The wheels are Fulcrum Red Wind C50s. We are not sure about the look of these wheels, on a bike that is already strewn with logos everywhere you look, but they will no doubt provide some aero benefit. They are however heavy, weighing a reported 1755g a pair.
Adorn the weighty wheels are the ever reliable and top performing Continental GP4000s. Whilst being a favourite amongst the Cycling Weekly tech team, we would have preferred to see 25mm tyres rather than the 23mm supplied, bucking the current trend to go wider.
The chainset is a Rotor Flow with NoQ, meaning that the rings are round and not ovalised. However, there is the option to add Q-rings to the Rotor cranks if you want to. The Rotor Flow cranks suggest that no stone has been left unturned in the hope for aero gains. Rotor claim that the Flow cranks can give a 26.4 second advantage when averaging 200W over 180km. For those amongst you who are not regular players of Countdown, that is 0.14 seconds per kilometre. Marginal gains!
S-FLEX seat post and Bio Fibre Dampening
According to Merida, the Reacto is marginally less aerodynamic than the Cervelo S5 at 45kph, 0.94% to be precise. However they claim that the Reacto is a superior package owing to its much greater comfort and flex. The S5 has been critised in the past for having a harsh ride and this is a common flaw in aero road bikes.
The added comfort is claimed to come from a number of technologies. Firstly there is the S-Flex seat post. The rubber insert is designed to compress and flex, taking the buzz out of the road. The idea is that by allowing flex here, it does not compromise bottom bracket stiffness. The carbon layup also features natural flax fibres. Merida have found that inclusion of flax fibres in the carbon structure of the seat, chain stays and fork blades reduces high-frequency vibrations.
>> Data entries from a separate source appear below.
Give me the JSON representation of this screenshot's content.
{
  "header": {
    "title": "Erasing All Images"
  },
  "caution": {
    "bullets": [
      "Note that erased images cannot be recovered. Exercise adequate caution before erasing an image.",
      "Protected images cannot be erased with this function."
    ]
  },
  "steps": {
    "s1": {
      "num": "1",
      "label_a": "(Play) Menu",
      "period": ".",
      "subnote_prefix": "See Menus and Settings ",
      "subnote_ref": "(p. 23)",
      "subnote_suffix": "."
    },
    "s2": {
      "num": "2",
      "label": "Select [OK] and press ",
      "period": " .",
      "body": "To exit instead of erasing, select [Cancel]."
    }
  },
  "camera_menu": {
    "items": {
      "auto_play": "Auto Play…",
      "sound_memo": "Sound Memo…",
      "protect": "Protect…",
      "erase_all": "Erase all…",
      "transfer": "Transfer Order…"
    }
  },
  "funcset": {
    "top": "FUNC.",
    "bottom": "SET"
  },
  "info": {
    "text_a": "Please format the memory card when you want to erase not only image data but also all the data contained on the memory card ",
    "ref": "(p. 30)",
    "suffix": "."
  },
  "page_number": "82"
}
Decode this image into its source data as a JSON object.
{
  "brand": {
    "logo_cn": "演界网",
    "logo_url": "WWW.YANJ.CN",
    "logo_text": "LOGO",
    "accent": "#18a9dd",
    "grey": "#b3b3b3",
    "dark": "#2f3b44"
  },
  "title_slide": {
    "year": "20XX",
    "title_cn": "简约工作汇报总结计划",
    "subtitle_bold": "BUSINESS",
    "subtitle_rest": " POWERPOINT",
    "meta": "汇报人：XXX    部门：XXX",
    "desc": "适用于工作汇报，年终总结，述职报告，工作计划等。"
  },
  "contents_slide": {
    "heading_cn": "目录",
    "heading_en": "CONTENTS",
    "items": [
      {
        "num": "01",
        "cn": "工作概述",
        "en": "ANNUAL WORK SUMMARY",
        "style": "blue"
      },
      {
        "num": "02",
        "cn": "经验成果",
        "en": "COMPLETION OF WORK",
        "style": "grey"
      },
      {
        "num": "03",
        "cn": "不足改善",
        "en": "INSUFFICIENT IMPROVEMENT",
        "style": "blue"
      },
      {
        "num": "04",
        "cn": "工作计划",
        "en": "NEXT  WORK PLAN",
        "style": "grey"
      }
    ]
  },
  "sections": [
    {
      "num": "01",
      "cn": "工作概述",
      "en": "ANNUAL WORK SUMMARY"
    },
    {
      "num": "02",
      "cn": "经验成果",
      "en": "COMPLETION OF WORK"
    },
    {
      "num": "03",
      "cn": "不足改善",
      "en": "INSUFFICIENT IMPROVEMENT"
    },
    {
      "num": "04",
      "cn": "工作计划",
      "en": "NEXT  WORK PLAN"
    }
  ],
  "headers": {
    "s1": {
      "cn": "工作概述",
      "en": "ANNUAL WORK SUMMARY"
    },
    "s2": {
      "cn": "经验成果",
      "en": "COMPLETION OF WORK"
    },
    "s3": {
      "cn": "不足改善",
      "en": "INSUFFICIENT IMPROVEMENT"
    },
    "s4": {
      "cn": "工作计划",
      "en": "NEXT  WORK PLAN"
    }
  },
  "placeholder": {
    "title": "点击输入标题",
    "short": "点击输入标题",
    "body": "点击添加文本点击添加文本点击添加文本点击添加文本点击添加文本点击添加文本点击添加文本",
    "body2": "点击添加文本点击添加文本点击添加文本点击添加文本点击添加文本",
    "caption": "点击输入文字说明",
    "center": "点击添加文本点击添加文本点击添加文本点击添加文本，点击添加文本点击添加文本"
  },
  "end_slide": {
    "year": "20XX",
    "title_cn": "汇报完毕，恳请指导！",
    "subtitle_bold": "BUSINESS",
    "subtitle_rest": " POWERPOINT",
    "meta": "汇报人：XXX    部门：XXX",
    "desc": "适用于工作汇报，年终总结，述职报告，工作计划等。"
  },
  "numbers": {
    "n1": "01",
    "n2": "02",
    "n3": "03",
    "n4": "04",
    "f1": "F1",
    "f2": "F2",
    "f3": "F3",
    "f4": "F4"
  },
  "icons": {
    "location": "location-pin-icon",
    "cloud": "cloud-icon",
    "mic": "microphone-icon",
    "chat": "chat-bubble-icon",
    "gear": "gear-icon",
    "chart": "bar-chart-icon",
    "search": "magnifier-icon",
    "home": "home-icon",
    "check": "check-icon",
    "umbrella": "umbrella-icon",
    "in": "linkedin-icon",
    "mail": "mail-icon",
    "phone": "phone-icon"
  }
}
We look forward to seeing how the Reacto Team-E performs in this regard.
The seat clamp is also neatly integrated into the top tube, to further add to the aero credentials of this frame. All the cables are integrated and the strange silver object under the handle bars is the quick release for the rear brake. Incase you were wondering the Di2 battery is neatly hidden inside the seat post.
The geometry of this bike is aggressive. The top tube is long and will encourage the rider to adopt a low and aero position. Our size 54cm test bike comes up large and is similar to a 56cm frame in many other bikes. The stack is 559mm and the reach is 400mm. By comparison, the reach in a 54cm Specialized Venge is 386mm. The geometry suggests this is an out and out race machine and at the time of writing, there are only limited sizes available – 52cm, 54cm, 56cm.
Our size 54cm tips the Cycling Weekly scales at 7.54 kg without pedals. Considering the UCI weight limit is 6.8kg, we will investigate to see if this is achievable with a lighter pair of tubular wheels and with a carbon railed saddle. The wheels certainly add quite a lot of weight, with the bike weighing an impressive 4.76kg without the Fulcrum wheels. We think this is very respectable for an aero bike.
We were not too sure about the Lampre colour scheme when we first saw photos of this bike, but having seen it in the flesh we can testify that it definitely looks better in real life. In a world dominated by matte black, the flashes of exotic colour are refreshing. We really look forward to putting the Reacto Evo Team E through its paces and seeing what this machine is capable of. One of the big questions we hope to answer is are you better off purchasing the £3500 Reacto and having £3500 to spend on upgrades, or just purchasing this one at £7000?
Stay tuned for a full review coming soon…
For more information head over to Merida.